*DATA RECORDS*
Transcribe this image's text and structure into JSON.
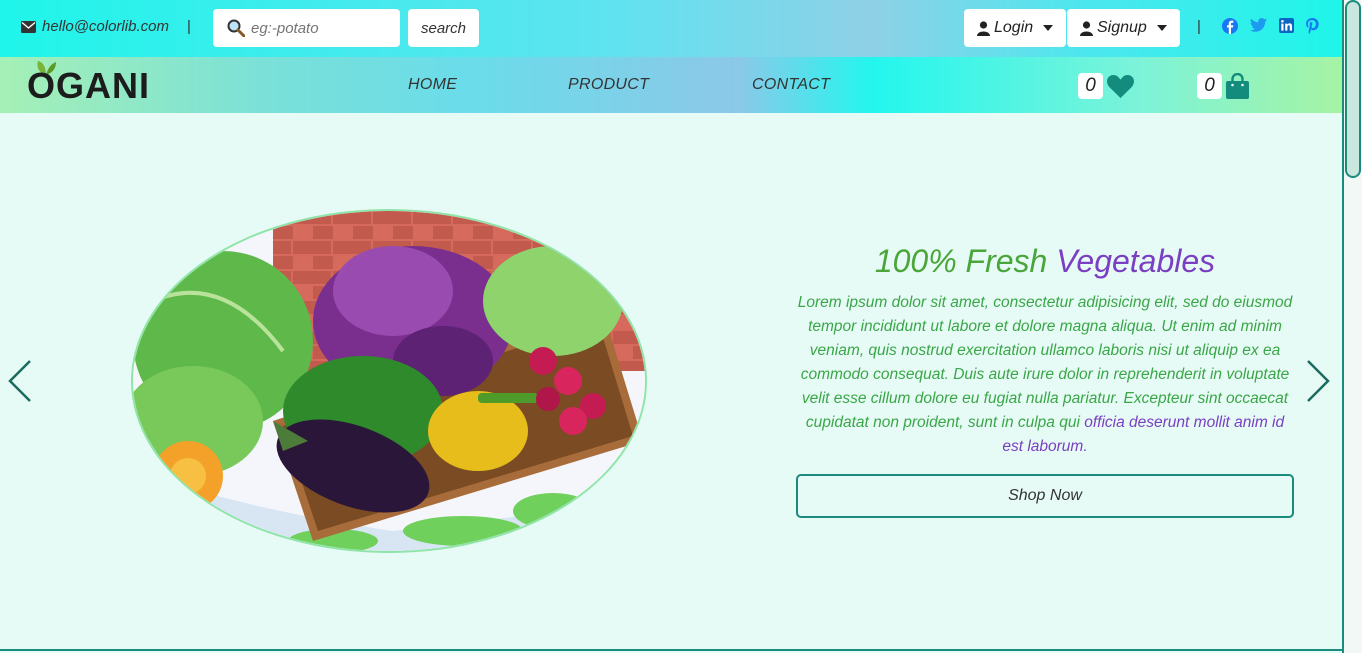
{
  "topbar": {
    "email": "hello@colorlib.com",
    "separator": "|",
    "search_placeholder": "eg:-potato",
    "search_button": "search",
    "login_label": "Login",
    "signup_label": "Signup",
    "social_icons": [
      "facebook-icon",
      "twitter-icon",
      "linkedin-icon",
      "pinterest-icon"
    ]
  },
  "navbar": {
    "logo": "OGANI",
    "links": [
      "HOME",
      "PRODUCT",
      "CONTACT"
    ],
    "wishlist_count": "0",
    "cart_count": "0"
  },
  "hero": {
    "title_part1": "100% Fresh ",
    "title_part2": "Vegetables",
    "text_part1": "Lorem ipsum dolor sit amet, consectetur adipisicing elit, sed do eiusmod tempor incididunt ut labore et dolore magna aliqua. Ut enim ad minim veniam, quis nostrud exercitation ullamco laboris nisi ut aliquip ex ea commodo consequat. Duis aute irure dolor in reprehenderit in voluptate velit esse cillum dolore eu fugiat nulla pariatur. Excepteur sint occaecat cupidatat non proident, sunt in culpa qui ",
    "text_part2": "officia deserunt mollit anim id est laborum.",
    "button_label": "Shop Now"
  },
  "colors": {
    "accent": "#1b8b7e",
    "title_green": "#4aa53a",
    "title_purple": "#7a3fc2",
    "hero_bg": "#e6fbf5"
  }
}
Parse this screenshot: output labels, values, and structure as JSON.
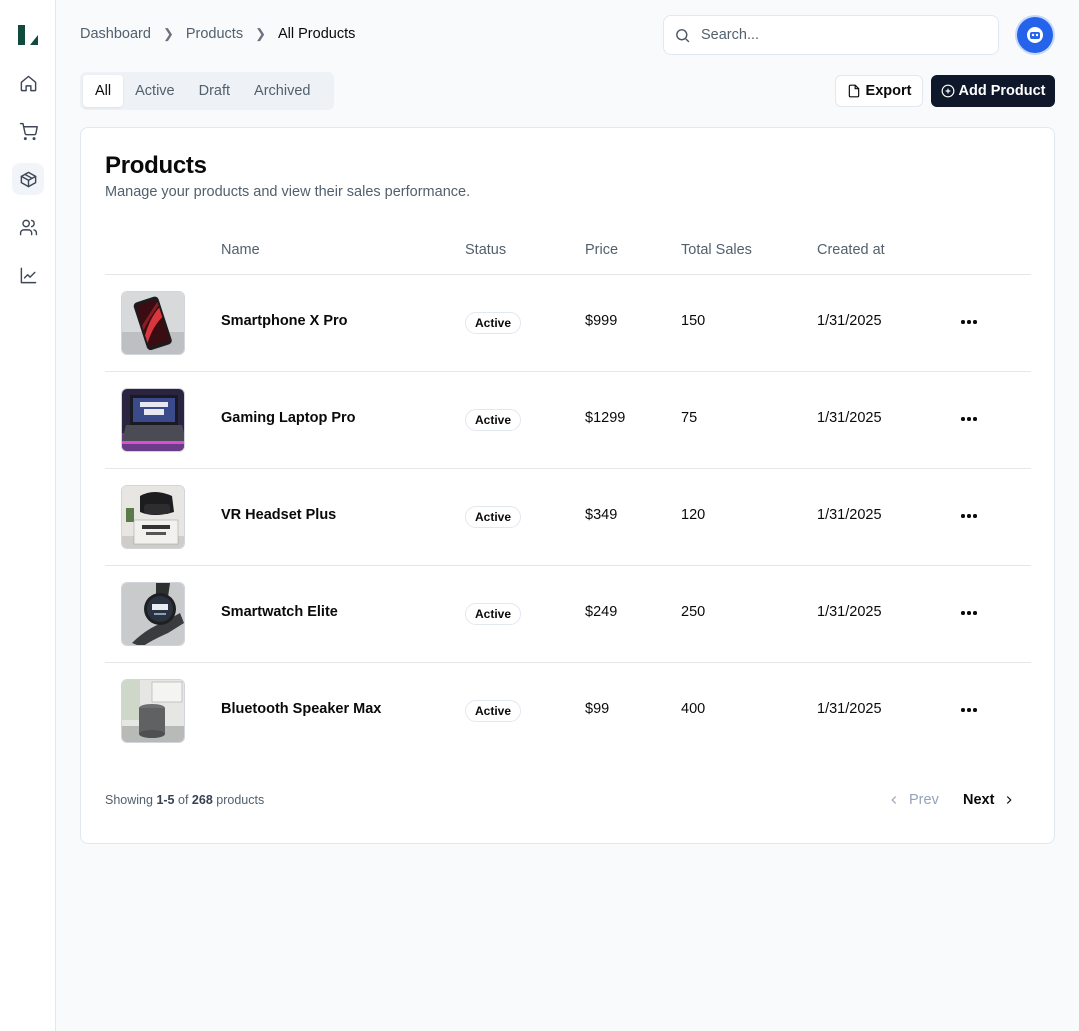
{
  "sidebar": {
    "logo": "L",
    "items": [
      {
        "icon": "home-icon",
        "label": "Dashboard"
      },
      {
        "icon": "cart-icon",
        "label": "Orders"
      },
      {
        "icon": "package-icon",
        "label": "Products",
        "active": true
      },
      {
        "icon": "users-icon",
        "label": "Customers"
      },
      {
        "icon": "chart-icon",
        "label": "Analytics"
      }
    ]
  },
  "header": {
    "breadcrumb": [
      "Dashboard",
      "Products",
      "All Products"
    ],
    "search_placeholder": "Search...",
    "avatar_icon": "user-avatar-icon"
  },
  "tabs": [
    "All",
    "Active",
    "Draft",
    "Archived"
  ],
  "toolbar": {
    "export_label": "Export",
    "add_label": "Add Product"
  },
  "card": {
    "title": "Products",
    "description": "Manage your products and view their sales performance."
  },
  "table": {
    "columns": {
      "name": "Name",
      "status": "Status",
      "price": "Price",
      "sales": "Total Sales",
      "created": "Created at"
    },
    "rows": [
      {
        "name": "Smartphone X Pro",
        "status": "Active",
        "price": "$999",
        "sales": "150",
        "created": "1/31/2025"
      },
      {
        "name": "Gaming Laptop Pro",
        "status": "Active",
        "price": "$1299",
        "sales": "75",
        "created": "1/31/2025"
      },
      {
        "name": "VR Headset Plus",
        "status": "Active",
        "price": "$349",
        "sales": "120",
        "created": "1/31/2025"
      },
      {
        "name": "Smartwatch Elite",
        "status": "Active",
        "price": "$249",
        "sales": "250",
        "created": "1/31/2025"
      },
      {
        "name": "Bluetooth Speaker Max",
        "status": "Active",
        "price": "$99",
        "sales": "400",
        "created": "1/31/2025"
      }
    ]
  },
  "pagination": {
    "showing_prefix": "Showing",
    "range": "1-5",
    "of": "of",
    "total": "268",
    "suffix": "products",
    "prev": "Prev",
    "next": "Next"
  },
  "colors": {
    "brand": "#114a3e",
    "primary": "#0f172a",
    "avatar": "#2563eb"
  }
}
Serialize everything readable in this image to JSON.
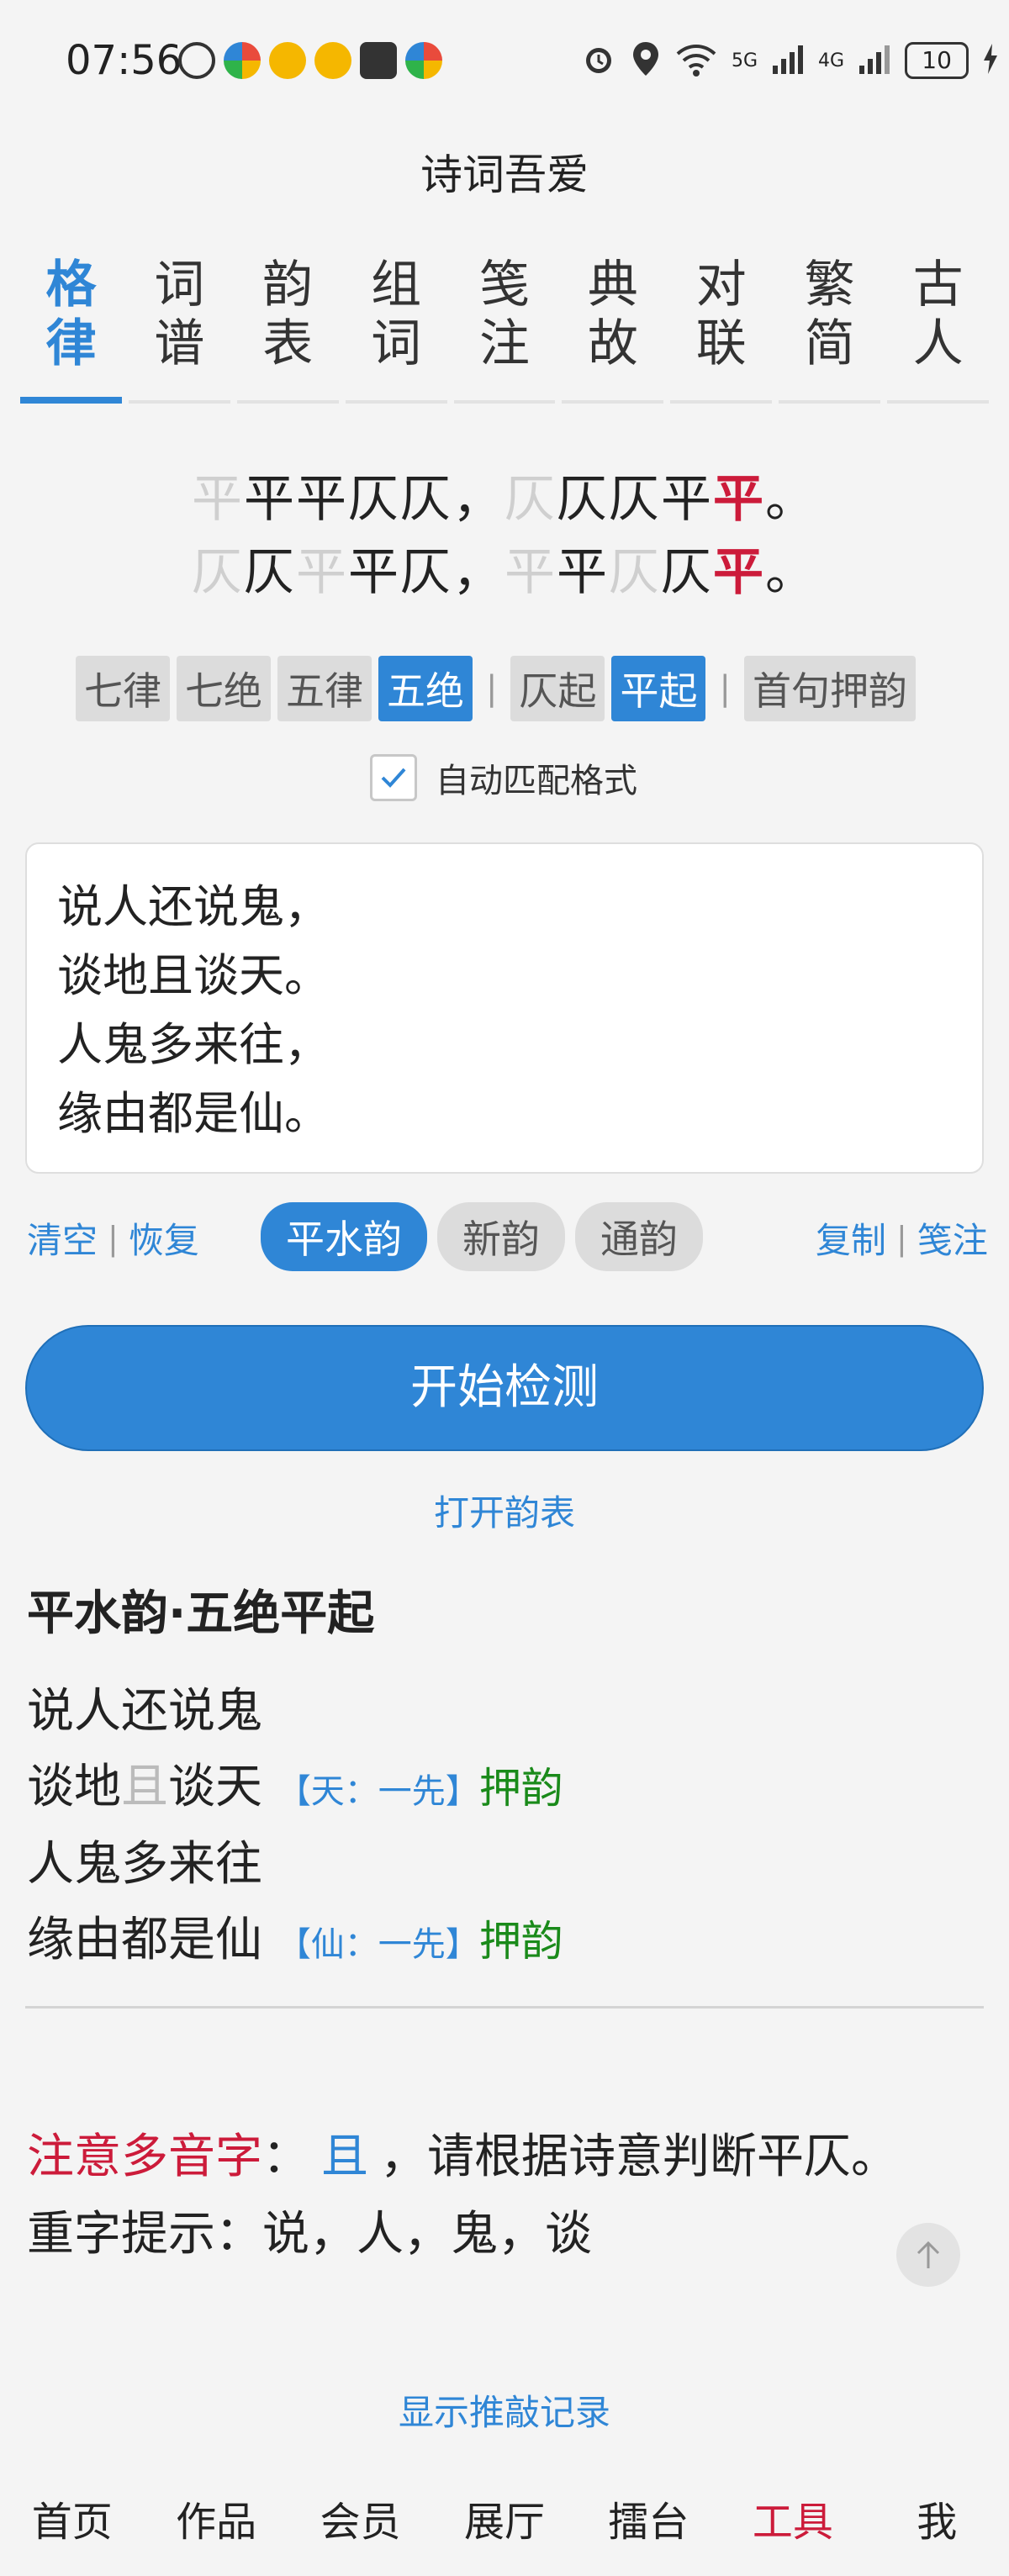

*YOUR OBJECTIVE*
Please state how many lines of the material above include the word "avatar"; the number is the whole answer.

*WRITTEN REPLY*
2